EXERCISE INSTRUCTIONS:
Return every line below exactly.

(Data excerpts)
◆ ◆ ◆ ◆ ◆ ◆ ◆
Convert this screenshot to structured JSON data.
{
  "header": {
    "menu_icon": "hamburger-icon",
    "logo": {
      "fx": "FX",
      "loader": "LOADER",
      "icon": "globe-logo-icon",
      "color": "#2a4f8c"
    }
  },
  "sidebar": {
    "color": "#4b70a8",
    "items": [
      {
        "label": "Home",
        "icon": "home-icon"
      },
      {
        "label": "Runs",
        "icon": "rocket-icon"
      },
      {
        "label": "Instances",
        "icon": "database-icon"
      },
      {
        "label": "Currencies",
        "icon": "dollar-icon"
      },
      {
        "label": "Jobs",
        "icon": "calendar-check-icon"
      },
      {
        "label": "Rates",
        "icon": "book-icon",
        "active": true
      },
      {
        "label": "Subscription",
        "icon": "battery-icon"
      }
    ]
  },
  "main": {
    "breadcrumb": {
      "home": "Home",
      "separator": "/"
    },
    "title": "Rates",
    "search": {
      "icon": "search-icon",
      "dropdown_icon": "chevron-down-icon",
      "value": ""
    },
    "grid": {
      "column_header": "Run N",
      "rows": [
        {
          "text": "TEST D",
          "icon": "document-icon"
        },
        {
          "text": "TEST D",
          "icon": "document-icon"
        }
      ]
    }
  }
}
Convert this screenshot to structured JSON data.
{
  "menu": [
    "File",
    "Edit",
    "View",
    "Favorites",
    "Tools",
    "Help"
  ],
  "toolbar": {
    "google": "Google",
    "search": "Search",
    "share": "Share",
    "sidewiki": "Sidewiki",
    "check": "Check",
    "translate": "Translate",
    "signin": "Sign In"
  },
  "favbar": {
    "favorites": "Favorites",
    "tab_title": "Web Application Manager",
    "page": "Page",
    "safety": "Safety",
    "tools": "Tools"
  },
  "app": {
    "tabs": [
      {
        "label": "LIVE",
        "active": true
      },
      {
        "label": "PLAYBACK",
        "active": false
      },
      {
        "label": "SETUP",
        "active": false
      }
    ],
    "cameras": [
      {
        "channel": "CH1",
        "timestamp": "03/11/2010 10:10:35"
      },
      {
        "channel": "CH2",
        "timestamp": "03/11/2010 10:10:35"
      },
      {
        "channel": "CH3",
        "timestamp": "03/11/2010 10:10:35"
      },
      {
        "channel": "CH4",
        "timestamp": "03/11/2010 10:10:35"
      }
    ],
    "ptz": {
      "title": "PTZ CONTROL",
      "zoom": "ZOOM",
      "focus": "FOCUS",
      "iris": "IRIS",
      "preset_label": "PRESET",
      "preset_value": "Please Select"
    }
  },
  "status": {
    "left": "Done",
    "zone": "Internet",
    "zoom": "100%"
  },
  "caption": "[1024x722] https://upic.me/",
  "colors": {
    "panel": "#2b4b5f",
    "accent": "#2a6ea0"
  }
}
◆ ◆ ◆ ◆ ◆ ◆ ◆
EXERCISE OUTPUT:
Convert this screenshot to structured JSON data.
{
  "header": {
    "menu_icon": "hamburger-icon",
    "logo": {
      "fx": "FX",
      "loader": "LOADER",
      "icon": "globe-logo-icon",
      "color": "#2a4f8c"
    }
  },
  "sidebar": {
    "color": "#4b70a8",
    "items": [
      {
        "label": "Home",
        "icon": "home-icon"
      },
      {
        "label": "Runs",
        "icon": "rocket-icon"
      },
      {
        "label": "Instances",
        "icon": "database-icon"
      },
      {
        "label": "Currencies",
        "icon": "dollar-icon"
      },
      {
        "label": "Jobs",
        "icon": "calendar-check-icon"
      },
      {
        "label": "Rates",
        "icon": "book-icon",
        "active": true
      },
      {
        "label": "Subscription",
        "icon": "battery-icon"
      }
    ]
  },
  "main": {
    "breadcrumb": {
      "home": "Home",
      "separator": "/"
    },
    "title": "Rates",
    "search": {
      "icon": "search-icon",
      "dropdown_icon": "chevron-down-icon",
      "value": ""
    },
    "grid": {
      "column_header": "Run N",
      "rows": [
        {
          "text": "TEST D",
          "icon": "document-icon"
        },
        {
          "text": "TEST D",
          "icon": "document-icon"
        }
      ]
    }
  }
}
Convert this screenshot to structured JSON data.
{
  "menu": [
    "File",
    "Edit",
    "View",
    "Favorites",
    "Tools",
    "Help"
  ],
  "toolbar": {
    "google": "Google",
    "search": "Search",
    "share": "Share",
    "sidewiki": "Sidewiki",
    "check": "Check",
    "translate": "Translate",
    "signin": "Sign In"
  },
  "favbar": {
    "favorites": "Favorites",
    "tab_title": "Web Application Manager",
    "page": "Page",
    "safety": "Safety",
    "tools": "Tools"
  },
  "app": {
    "tabs": [
      {
        "label": "LIVE",
        "active": true
      },
      {
        "label": "PLAYBACK",
        "active": false
      },
      {
        "label": "SETUP",
        "active": false
      }
    ],
    "cameras": [
      {
        "channel": "CH1",
        "timestamp": "03/11/2010 10:10:35"
      },
      {
        "channel": "CH2",
        "timestamp": "03/11/2010 10:10:35"
      },
      {
        "channel": "CH3",
        "timestamp": "03/11/2010 10:10:35"
      },
      {
        "channel": "CH4",
        "timestamp": "03/11/2010 10:10:35"
      }
    ],
    "ptz": {
      "title": "PTZ CONTROL",
      "zoom": "ZOOM",
      "focus": "FOCUS",
      "iris": "IRIS",
      "preset_label": "PRESET",
      "preset_value": "Please Select"
    }
  },
  "status": {
    "left": "Done",
    "zone": "Internet",
    "zoom": "100%"
  },
  "caption": "[1024x722] https://upic.me/",
  "colors": {
    "panel": "#2b4b5f",
    "accent": "#2a6ea0"
  }
}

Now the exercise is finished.